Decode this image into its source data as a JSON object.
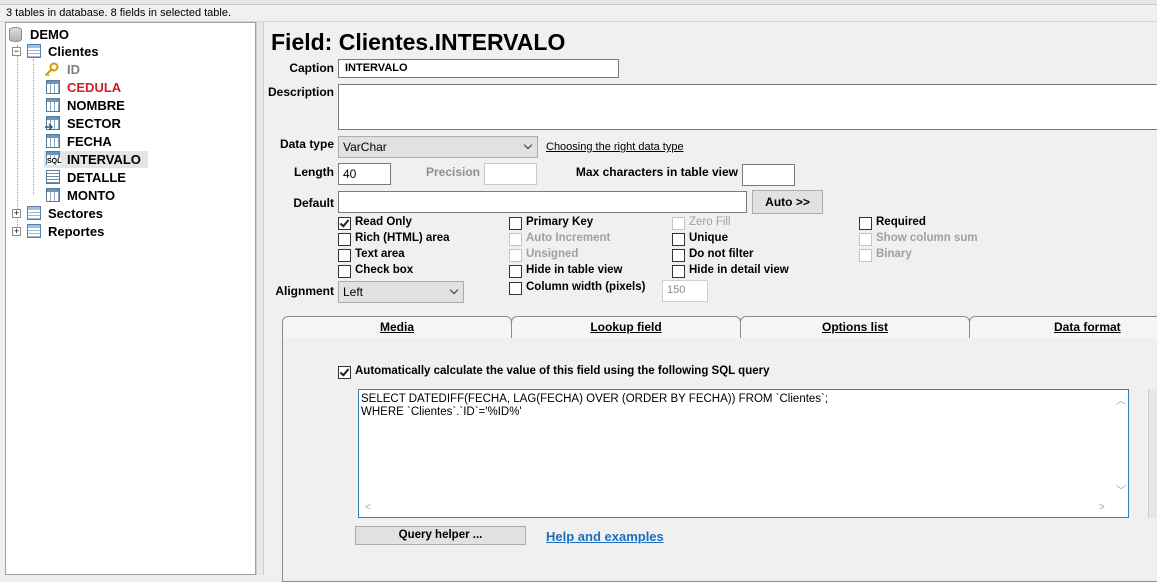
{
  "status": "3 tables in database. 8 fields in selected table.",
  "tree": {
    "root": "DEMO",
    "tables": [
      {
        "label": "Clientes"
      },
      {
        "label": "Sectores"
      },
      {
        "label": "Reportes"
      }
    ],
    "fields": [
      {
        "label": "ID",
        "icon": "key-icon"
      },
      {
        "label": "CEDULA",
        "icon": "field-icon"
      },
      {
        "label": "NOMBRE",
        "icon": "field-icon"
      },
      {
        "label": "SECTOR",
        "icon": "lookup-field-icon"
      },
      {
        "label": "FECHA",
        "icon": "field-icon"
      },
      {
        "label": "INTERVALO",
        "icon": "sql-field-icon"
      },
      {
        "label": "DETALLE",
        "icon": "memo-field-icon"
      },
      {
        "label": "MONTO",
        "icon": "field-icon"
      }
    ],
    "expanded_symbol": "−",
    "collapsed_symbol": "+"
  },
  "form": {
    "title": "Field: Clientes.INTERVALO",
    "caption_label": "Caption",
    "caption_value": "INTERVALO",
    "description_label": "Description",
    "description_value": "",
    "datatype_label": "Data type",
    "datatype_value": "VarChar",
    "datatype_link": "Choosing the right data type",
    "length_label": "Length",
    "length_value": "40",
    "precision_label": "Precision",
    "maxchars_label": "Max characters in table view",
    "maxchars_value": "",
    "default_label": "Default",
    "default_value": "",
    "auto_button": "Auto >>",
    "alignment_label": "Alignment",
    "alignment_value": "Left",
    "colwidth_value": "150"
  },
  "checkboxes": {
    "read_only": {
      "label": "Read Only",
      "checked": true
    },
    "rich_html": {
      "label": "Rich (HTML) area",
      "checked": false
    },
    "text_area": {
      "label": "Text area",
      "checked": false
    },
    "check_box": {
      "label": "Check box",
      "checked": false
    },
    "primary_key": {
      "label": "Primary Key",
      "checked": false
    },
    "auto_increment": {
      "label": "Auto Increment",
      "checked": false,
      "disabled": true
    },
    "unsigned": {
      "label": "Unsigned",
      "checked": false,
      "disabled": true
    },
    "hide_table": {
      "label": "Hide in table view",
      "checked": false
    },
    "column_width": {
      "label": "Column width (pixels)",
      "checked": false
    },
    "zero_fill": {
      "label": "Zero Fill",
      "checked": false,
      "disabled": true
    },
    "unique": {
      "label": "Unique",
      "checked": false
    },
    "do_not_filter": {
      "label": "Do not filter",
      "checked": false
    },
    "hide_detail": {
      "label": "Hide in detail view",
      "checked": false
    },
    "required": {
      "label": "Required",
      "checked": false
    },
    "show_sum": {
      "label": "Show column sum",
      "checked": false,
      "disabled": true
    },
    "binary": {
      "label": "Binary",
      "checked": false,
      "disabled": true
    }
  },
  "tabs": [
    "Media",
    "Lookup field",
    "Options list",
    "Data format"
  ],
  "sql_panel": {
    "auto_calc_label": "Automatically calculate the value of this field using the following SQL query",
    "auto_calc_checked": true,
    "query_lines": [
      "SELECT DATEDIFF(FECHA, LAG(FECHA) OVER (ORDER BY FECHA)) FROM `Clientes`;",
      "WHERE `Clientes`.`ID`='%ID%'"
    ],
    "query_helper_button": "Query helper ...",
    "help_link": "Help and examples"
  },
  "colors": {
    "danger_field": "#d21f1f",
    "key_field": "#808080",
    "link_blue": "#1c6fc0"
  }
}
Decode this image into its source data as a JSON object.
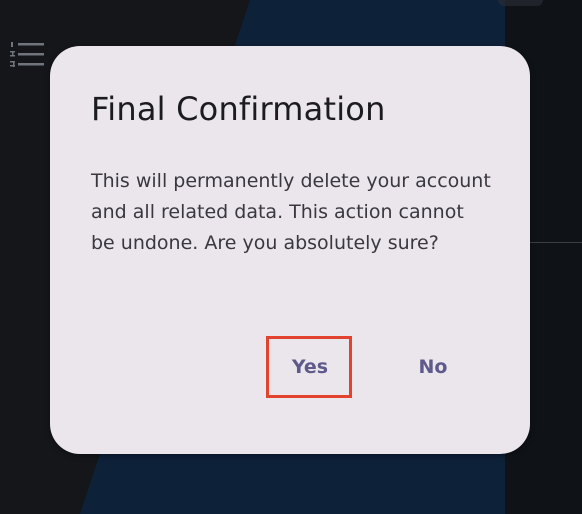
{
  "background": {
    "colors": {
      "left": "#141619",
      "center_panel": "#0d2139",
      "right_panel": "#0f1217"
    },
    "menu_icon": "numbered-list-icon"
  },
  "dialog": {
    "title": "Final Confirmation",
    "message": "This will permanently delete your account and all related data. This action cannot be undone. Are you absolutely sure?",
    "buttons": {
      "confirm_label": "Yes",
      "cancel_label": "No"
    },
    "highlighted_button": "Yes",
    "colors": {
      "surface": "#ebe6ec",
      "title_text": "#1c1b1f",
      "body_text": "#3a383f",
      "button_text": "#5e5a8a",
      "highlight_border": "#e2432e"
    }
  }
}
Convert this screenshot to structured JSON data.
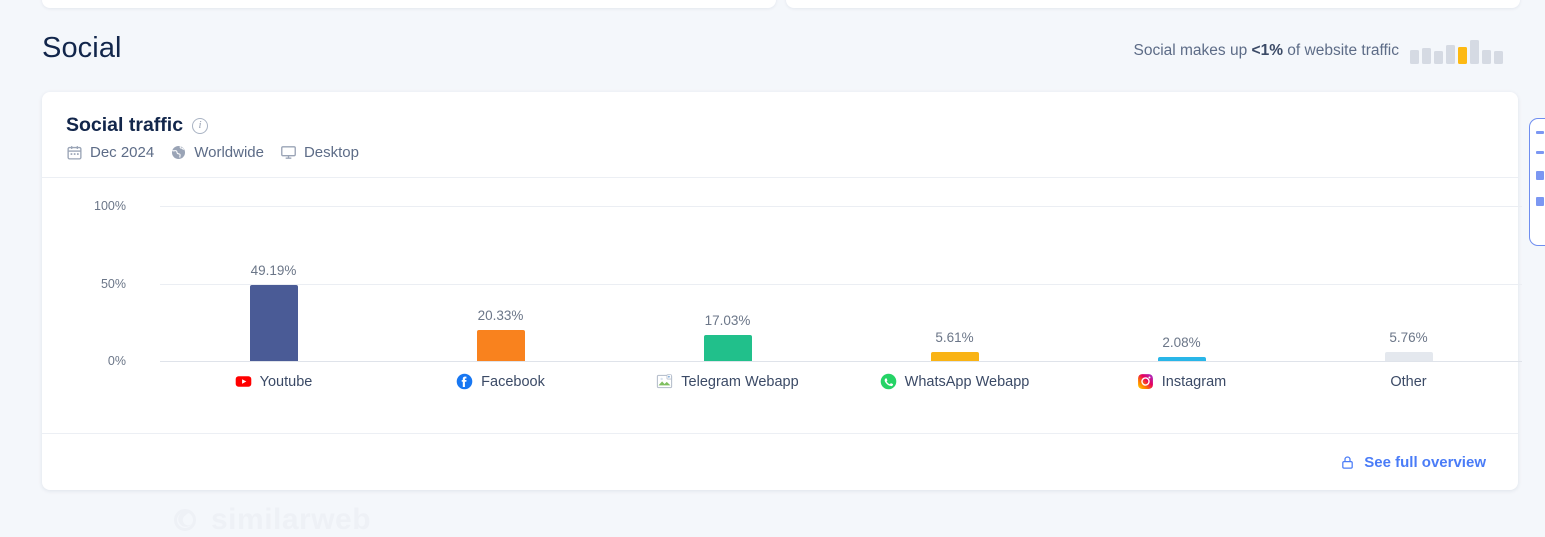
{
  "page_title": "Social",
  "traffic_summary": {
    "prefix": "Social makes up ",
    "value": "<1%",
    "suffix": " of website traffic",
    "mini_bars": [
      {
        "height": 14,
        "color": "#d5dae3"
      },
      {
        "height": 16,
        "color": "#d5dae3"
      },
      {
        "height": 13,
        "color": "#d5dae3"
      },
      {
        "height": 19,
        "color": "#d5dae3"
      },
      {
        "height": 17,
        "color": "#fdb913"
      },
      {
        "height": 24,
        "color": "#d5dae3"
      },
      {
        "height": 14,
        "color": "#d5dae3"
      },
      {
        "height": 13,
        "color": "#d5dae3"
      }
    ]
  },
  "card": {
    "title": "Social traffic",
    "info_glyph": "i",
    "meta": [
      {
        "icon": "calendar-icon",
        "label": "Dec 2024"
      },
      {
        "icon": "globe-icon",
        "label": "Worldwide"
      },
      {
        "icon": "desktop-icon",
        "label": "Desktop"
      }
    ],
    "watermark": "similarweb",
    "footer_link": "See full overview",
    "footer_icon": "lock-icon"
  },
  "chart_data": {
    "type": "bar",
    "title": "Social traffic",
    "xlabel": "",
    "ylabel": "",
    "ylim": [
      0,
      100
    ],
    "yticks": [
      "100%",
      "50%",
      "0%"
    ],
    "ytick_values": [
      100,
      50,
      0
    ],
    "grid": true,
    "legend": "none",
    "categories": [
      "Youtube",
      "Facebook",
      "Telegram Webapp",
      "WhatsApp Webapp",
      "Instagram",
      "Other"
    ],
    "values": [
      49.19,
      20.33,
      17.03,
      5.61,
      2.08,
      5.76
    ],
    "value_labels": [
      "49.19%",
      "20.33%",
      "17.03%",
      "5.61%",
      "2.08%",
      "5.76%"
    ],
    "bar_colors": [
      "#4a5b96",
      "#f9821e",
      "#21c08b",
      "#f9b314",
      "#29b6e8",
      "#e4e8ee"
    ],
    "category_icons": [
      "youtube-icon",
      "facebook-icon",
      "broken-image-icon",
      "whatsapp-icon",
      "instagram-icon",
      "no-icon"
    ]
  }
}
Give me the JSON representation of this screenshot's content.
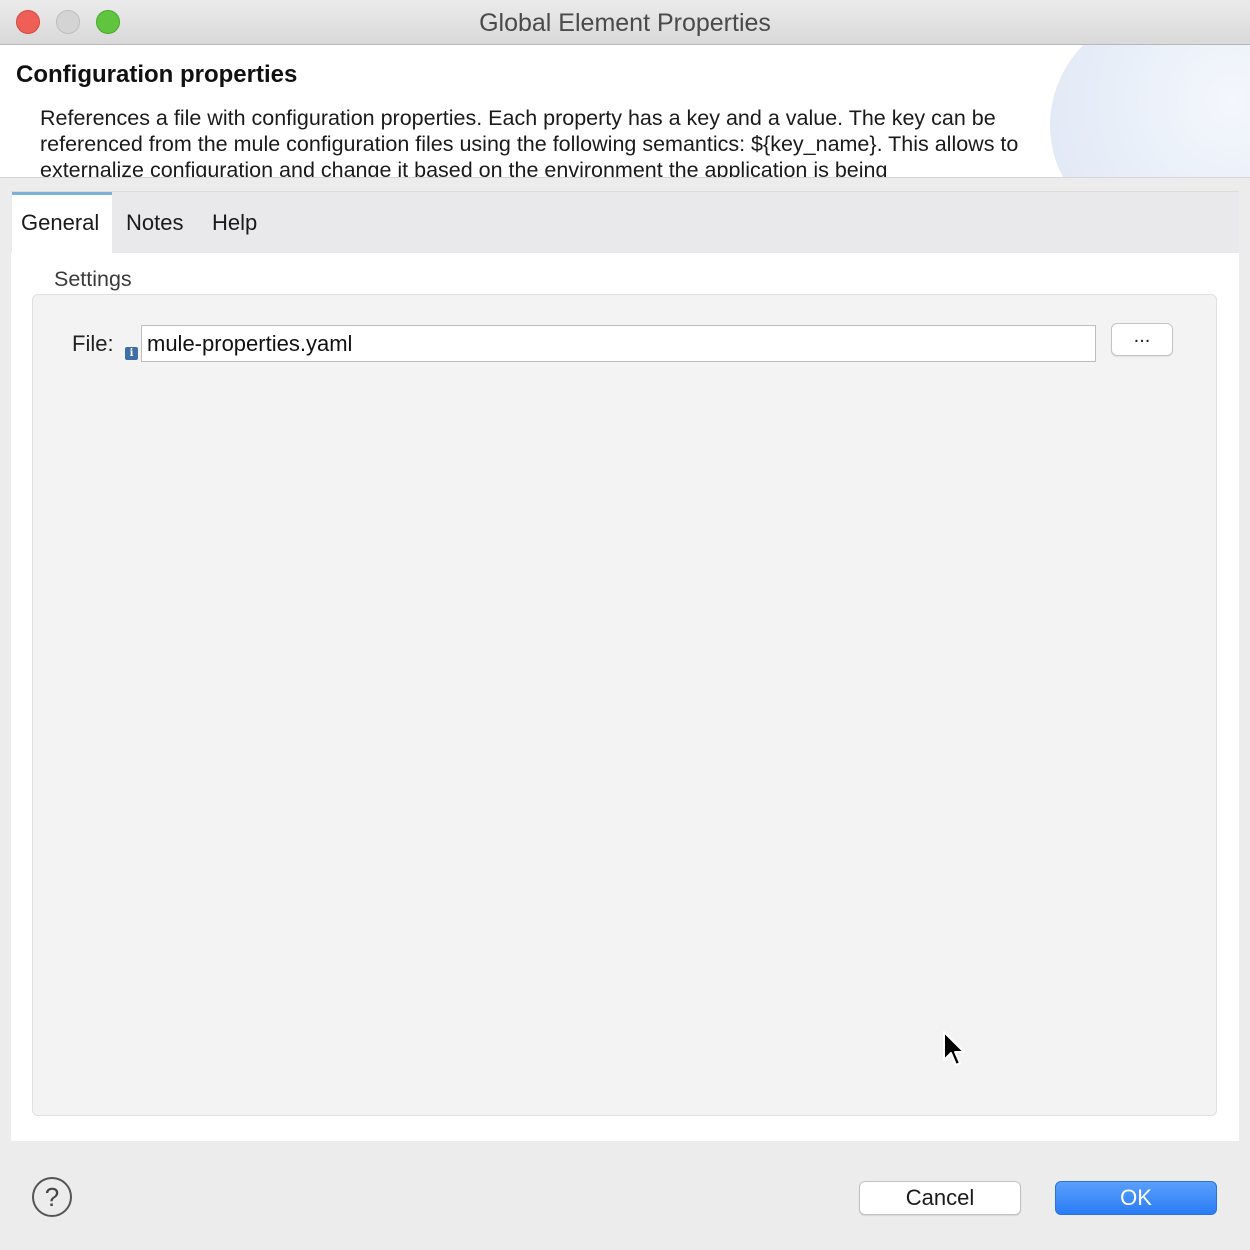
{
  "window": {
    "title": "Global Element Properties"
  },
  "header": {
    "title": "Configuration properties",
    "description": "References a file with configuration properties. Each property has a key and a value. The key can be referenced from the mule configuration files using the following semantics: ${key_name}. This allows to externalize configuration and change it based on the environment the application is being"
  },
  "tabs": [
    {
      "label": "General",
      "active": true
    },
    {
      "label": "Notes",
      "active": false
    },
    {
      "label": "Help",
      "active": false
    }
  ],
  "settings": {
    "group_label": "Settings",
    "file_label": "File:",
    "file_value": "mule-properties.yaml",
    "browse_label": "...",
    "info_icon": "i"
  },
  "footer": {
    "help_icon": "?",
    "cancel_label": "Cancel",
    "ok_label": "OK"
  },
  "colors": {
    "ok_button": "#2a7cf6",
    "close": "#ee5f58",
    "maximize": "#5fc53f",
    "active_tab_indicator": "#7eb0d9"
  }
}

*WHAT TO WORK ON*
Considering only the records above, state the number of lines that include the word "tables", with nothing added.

*EXERCISE RESULT*
2